But it almost happened.

The first team All-Ohio Athletic Conference guard seriously considering quitting after his freshman year. Fortunately for the Pioneers, Young decided to come back and help lead Marietta to four-consecutive conference championships and four-straight NCAA Division III Tournament appearances.

After 118 games as a Pioneer, Young's career officially ended Friday evening after Marietta (21-7) fell to Wisconsin-Oshkosh 74-67 in the first round of the NCAA Tournament at Wittenberg's Pam Evans-Smith Arena.

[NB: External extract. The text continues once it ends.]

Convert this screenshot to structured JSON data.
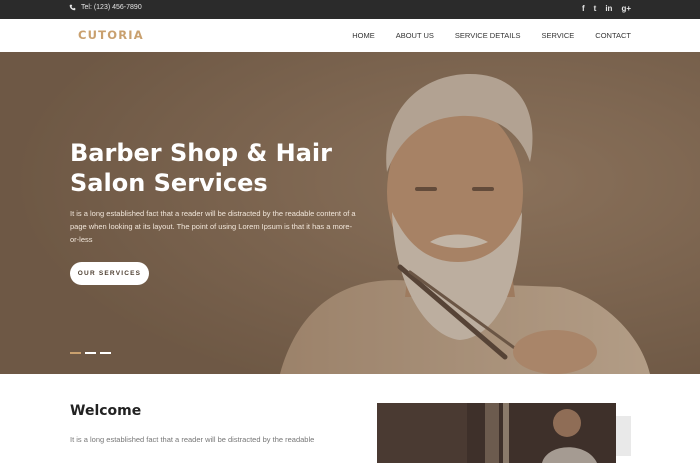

"It's been an amazing ride," said Young, who scored 11 points to go with seven rebounds and seven assists. "I was thinking about quitting. Actually, I wanted to quit. But the coaches and teammates convinced me to stay. It is the best decision I ever made. I'm so close with so many of the guys, the coaches and the community."

Marietta coach Jon VanderWal, who called Young a friend following the tough loss, said he hated to see the sharpshooter's career end in the first round.

"It was a good NCAA tournament game, (Oshkosh) just made a couple of more plays than we did. I thought our guys competed, but we just don't shoot it well in this gym. … (Dillon) has been an incredible leader and a great player."

However, Marietta couldn't overcome a 5:16 scoring drought in the second half. About midway through the second half, Marietta jumped out to a 50-46 lead after DeVaughn Wingard was fouled on a lay-up and made the foul shot.

But the Titans responded with a 20-0 run and built a commanding 66-50 lead before Young made a layup with 7:10 to play.

"We had some long spurts where we went cold," VanderWal said.

Oshkosh coach Pat Juckem said the key to the run was the Titans' defense.

"I think we got stops 14 out of 16 possessions," he said. "When you have that many consecutive stops you get some baskets in transition."

Marietta didn't back down, though.

The Pioneers went on a 17-2 run to cut Oshkosh's lead to 68-67 with 55 seconds left in the game. But Marietta couldn't connect on another basket, even when Anthony Wallace picked up an errant pass and drove to the basket.

"I just lost my balance and whiffed it," he said. "I couldn't decide if I wanted to see if anyone was open for a 3-pointer or just make the layup."

Marietta came out firing in the first half and jumped out to a 7-0 lead and still led by seven at 19-12 at the 11:48 mark.

"They had us on our heels in the first eight minutes. They came at us," Juckem said.

Oshkosh (21-7) battled back and took a 22-21 lead on Jack Flynn's layup with 7:45 to play. The Titans extended the lead to nine (34-25) with 1:56 to play, but the Pioneers went on a 7-1 run to close the half.

Mike Hall hit a clutch 3-pointer at the halftime buzzer to cut the Titans' lead to 35-34.

"There's a fine line when you make it to the tournament. We're not seeded like the Division I tournament. It's based off of mileage, so you will get two teams who can make a run in the tournament playing in the first round," VanderWal said. "It's a fine line between winning and losing, especially in the tournament."

The biggest difference in this first-round game was rebounding and foul shooting. The taller Titans outrebounded Marietta 47-30 and shot 13 foul shots to the Pioneers' three.

"(Rebounding) is something we take a lot of pride in," Juckem said. "If you give a good team like Marietta multiple opportunities you are going to pay for it."

Offensively, Marietta was led by Avery Williams' 12 points, while Caleb Hoyng added 11 points off of the bench. Kyle Dixon chipped in with 10 points and five rebounds, while Wallace and Wingard had nine points each.

"We knew rebounding was going to be a challenge going into the game. We were stressing to our ball team that we had to keep them off the glass. I thought we'd do a better job than losing by 17 on the glass," VanderWal said. "It's a credit to these guys for never giving up, though."

Oshkosh was paced by Charlie Noone and Adam Fravert, who had 14 points each. Fravert also had a huge game on the boards with 15 rebounds. Ben Boots and Flynn each had 13 points.

"We're excited to move on," Juckem said. "It was fun to study a Marietta program that we've heard a lot about. I gained an increased respect for their program. We knew we had to play very well to win."